In order of frequency the types were: boomerangs, shields, spear throwers, clubs, containers (coolamons, plates, boxes), walking sticks, stockwhip handles, bullroarers and other miscellaneous objects (including table tops).
In the interests of universalising Aboriginal cultural property, he is displacing it from the interrelated context of place, people, language, dance, clap-sticks, bullroarer, fire and ceremony, and is therefore introducing radical distortions.
The reorganization seems to have been fairly effective but the old beliefs were superseded by new Aboriginal ideas that arose during the chaos or were imported with Aboriginal migrants from other regions; e.g., the Kunapipi cult of the bullroarer from the Roper River region seems to be superimposed on the local Kalwadi cult of the bullroarer.
Klaus makes it clear that much of the music listed in the book is very difficult and cites several pieces that employ extended vocal techniques, Sprechstimme, aleatoric or improvisatory elements, microtones, and graphic notation, as well as a wide variety of nonstandard accompanimental instruments such as bones, bullroarer, car horn, electric shaver, wrapping paper, and so on.
The string is fixed to a bullroarer and this string is made of human hair that has been twisted strongly into form by a woman's manual labour, rolling string on thigh.
Either an embryo (ratapa), living in the metamorphosed body of an altjirangamitjina, enters the body of a woman passing by, in which case the child would be born with a narrow face, or a "totem ancestor" emerges from the earth and throws a small bullroarer at a woman, in whose body the bullroarer turns into a child which would then be born with a broad face.
A psychoanalytic study of the bullroarer.

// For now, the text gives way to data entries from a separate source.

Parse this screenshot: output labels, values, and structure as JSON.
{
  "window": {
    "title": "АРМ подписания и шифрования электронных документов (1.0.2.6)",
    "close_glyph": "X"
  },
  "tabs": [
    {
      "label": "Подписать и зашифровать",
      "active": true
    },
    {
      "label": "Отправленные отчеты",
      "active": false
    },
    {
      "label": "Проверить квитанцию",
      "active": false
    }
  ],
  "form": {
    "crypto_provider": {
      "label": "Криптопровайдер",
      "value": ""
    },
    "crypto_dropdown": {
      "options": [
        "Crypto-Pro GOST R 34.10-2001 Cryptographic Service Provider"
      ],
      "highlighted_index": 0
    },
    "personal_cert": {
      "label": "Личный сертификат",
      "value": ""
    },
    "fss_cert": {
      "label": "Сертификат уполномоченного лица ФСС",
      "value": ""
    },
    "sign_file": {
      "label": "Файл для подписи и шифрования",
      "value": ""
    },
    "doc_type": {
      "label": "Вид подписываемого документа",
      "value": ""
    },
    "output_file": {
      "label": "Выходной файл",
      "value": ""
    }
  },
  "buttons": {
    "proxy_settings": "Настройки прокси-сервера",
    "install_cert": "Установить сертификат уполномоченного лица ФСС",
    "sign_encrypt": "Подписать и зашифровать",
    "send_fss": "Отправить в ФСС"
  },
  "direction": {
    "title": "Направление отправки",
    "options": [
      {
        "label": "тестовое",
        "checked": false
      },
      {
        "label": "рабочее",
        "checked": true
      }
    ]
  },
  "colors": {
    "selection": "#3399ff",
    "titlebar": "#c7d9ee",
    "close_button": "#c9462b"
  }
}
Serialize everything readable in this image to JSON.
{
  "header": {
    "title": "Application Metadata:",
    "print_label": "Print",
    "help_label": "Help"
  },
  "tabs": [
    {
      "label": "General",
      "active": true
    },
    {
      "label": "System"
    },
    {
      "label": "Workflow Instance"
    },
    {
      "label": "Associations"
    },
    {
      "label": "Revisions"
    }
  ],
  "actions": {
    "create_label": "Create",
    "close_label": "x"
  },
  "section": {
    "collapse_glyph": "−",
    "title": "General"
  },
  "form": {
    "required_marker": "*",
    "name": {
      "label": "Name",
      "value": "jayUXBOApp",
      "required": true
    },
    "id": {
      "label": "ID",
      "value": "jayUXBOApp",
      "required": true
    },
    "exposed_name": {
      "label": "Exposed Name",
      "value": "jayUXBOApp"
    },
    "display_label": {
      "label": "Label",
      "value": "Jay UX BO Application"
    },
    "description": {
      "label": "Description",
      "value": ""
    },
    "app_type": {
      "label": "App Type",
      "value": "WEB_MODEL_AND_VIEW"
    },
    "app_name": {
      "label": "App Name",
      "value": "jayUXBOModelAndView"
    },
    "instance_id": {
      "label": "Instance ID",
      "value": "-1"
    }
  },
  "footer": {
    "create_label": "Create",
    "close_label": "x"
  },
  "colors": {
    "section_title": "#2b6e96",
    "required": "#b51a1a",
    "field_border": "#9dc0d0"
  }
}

Man 11:220-38.
Several techniques, as often documented in the area, were used to convince the initiates (and the excluded crowd of women) that these powerful entities were actually present through artefacts specifically made for this purpose: decorated water-holes, animated masks, eerie sounds of hidden trumpets, and bullroarers and shadowy and complex figures displayed in the kurabu inside of which the initiates had to crawl after having been submitted to physical and psychological ordeals aimed at creating a receptive state of mind.
A growing interest in the animism of the object was further emphasized in Bullroarers, an installation of skateboards that have been subjected to an electrical discharge of 9,000 volts.
The singing dunes serve as a leitmotif for the arrival of the airplane--which finds its form with the help of a chorus of bullroarers causing the air to vibrate, evoking the din of an approaching engine.
The New Year and Christmas Romanian custom, many centuries old, is that those who go caroling and bidding the best for the year that is about to begin, with bullroarers or Little Plough poems, the goat sketch, Sorcova (a sort of enchantment, old and heathen, spoken on the first morning of the year) and Steaua, referring to the "star in the east" (said to have led the three wise men to where Christ was born) reenactment tradition, wear masks and are organized into bands.
Ora Barlow, a Maori woman from New Zealand spoke of over 200 indigenous Maori instruments, which were lost when Christian missionaries discouraged their usage and then of a recent revival of some, including bullroarers and ocarinas associated with ancient myths of their people and land.